- WHAT YOU ARE ASKED TO DO -
I would like every line of the records below that contains the word "kind" copied.

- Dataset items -
Start of Block
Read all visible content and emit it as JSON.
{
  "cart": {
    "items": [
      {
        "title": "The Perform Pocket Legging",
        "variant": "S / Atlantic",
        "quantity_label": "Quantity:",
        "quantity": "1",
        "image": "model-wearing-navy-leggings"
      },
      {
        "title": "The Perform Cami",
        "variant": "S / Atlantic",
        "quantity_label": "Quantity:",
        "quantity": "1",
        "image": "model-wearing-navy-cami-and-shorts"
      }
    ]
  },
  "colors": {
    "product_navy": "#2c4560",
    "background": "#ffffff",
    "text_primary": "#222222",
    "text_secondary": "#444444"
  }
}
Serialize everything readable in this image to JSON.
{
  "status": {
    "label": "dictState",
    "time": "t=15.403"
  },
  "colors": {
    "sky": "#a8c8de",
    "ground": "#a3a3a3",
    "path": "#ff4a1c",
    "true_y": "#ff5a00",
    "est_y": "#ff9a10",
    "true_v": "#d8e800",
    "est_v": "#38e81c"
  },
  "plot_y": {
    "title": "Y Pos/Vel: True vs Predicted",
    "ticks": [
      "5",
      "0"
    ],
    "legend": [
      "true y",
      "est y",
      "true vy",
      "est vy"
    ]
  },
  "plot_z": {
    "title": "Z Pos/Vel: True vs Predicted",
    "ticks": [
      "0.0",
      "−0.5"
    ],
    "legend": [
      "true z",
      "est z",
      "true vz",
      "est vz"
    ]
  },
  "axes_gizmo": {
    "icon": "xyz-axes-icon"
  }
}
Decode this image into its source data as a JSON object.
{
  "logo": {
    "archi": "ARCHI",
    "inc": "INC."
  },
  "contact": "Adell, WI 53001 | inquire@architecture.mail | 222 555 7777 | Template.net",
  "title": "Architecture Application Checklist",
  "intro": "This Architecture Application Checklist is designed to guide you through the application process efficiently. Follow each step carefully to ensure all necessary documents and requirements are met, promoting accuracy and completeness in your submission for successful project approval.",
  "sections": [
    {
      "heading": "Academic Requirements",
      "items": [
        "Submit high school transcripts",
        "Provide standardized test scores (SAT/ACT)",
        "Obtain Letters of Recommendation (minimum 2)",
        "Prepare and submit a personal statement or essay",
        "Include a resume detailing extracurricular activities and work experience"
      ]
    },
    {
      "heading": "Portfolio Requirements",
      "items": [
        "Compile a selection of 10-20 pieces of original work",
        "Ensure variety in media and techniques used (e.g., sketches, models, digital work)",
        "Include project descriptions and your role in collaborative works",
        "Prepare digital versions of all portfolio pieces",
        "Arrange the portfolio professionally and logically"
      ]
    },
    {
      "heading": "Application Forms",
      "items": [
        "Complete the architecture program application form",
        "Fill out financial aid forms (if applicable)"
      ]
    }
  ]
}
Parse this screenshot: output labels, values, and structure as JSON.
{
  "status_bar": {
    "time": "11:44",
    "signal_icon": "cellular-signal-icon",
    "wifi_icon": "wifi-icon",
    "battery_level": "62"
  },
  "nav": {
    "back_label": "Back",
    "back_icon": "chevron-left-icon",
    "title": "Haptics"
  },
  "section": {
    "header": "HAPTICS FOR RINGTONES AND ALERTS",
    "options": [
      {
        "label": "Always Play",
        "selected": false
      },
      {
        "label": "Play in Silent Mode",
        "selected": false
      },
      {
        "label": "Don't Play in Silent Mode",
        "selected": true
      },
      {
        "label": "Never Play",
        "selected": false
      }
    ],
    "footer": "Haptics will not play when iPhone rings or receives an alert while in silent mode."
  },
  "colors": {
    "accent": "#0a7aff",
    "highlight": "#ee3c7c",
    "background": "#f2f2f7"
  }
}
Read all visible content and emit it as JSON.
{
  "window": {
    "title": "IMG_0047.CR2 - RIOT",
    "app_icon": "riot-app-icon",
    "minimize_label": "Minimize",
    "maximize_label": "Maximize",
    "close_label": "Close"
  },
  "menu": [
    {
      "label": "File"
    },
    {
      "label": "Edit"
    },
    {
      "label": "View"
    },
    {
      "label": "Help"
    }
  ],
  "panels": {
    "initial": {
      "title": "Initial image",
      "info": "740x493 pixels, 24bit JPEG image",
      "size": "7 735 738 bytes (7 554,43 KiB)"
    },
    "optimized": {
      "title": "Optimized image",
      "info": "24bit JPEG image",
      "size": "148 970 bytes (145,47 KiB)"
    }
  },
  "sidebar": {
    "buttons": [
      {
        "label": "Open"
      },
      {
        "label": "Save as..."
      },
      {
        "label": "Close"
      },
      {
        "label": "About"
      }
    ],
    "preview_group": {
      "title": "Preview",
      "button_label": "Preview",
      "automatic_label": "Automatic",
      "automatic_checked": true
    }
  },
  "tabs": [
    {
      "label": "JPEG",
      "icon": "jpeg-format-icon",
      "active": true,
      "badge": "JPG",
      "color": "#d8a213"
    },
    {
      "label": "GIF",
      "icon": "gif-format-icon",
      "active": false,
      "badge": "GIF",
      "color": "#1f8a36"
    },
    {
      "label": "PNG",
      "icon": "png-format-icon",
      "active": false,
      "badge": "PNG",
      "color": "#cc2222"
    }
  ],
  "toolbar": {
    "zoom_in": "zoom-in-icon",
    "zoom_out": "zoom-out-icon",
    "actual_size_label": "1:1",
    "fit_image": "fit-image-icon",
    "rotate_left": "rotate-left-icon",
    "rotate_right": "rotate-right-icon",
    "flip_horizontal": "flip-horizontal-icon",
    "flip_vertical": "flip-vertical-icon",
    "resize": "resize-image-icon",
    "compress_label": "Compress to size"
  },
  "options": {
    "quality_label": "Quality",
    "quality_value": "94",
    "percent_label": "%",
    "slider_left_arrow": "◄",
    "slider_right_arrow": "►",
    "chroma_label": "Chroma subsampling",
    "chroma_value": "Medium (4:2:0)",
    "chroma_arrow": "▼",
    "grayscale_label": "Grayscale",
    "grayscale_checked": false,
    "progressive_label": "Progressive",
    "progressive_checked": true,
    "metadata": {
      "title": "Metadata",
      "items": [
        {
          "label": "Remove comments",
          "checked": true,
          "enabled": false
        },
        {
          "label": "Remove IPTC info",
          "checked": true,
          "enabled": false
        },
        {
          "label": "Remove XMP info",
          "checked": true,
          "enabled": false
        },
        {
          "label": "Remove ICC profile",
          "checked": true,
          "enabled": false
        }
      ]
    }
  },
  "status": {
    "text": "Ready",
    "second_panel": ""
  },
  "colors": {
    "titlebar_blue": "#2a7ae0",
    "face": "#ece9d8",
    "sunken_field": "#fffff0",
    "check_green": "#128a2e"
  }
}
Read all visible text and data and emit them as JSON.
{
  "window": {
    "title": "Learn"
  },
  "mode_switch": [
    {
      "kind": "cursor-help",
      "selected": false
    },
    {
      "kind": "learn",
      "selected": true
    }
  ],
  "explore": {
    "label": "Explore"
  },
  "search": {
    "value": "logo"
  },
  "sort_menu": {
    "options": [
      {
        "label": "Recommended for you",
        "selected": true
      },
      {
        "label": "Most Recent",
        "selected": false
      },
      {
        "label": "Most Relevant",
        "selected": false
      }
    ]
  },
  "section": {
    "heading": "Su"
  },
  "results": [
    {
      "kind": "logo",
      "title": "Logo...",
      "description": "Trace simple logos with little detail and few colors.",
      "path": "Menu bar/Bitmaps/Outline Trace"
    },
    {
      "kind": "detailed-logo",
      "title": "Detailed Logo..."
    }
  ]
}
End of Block
- TASK RESULT -
      "kind": "cursor-help",
      "kind": "learn",
      "kind": "logo",
      "kind": "detailed-logo",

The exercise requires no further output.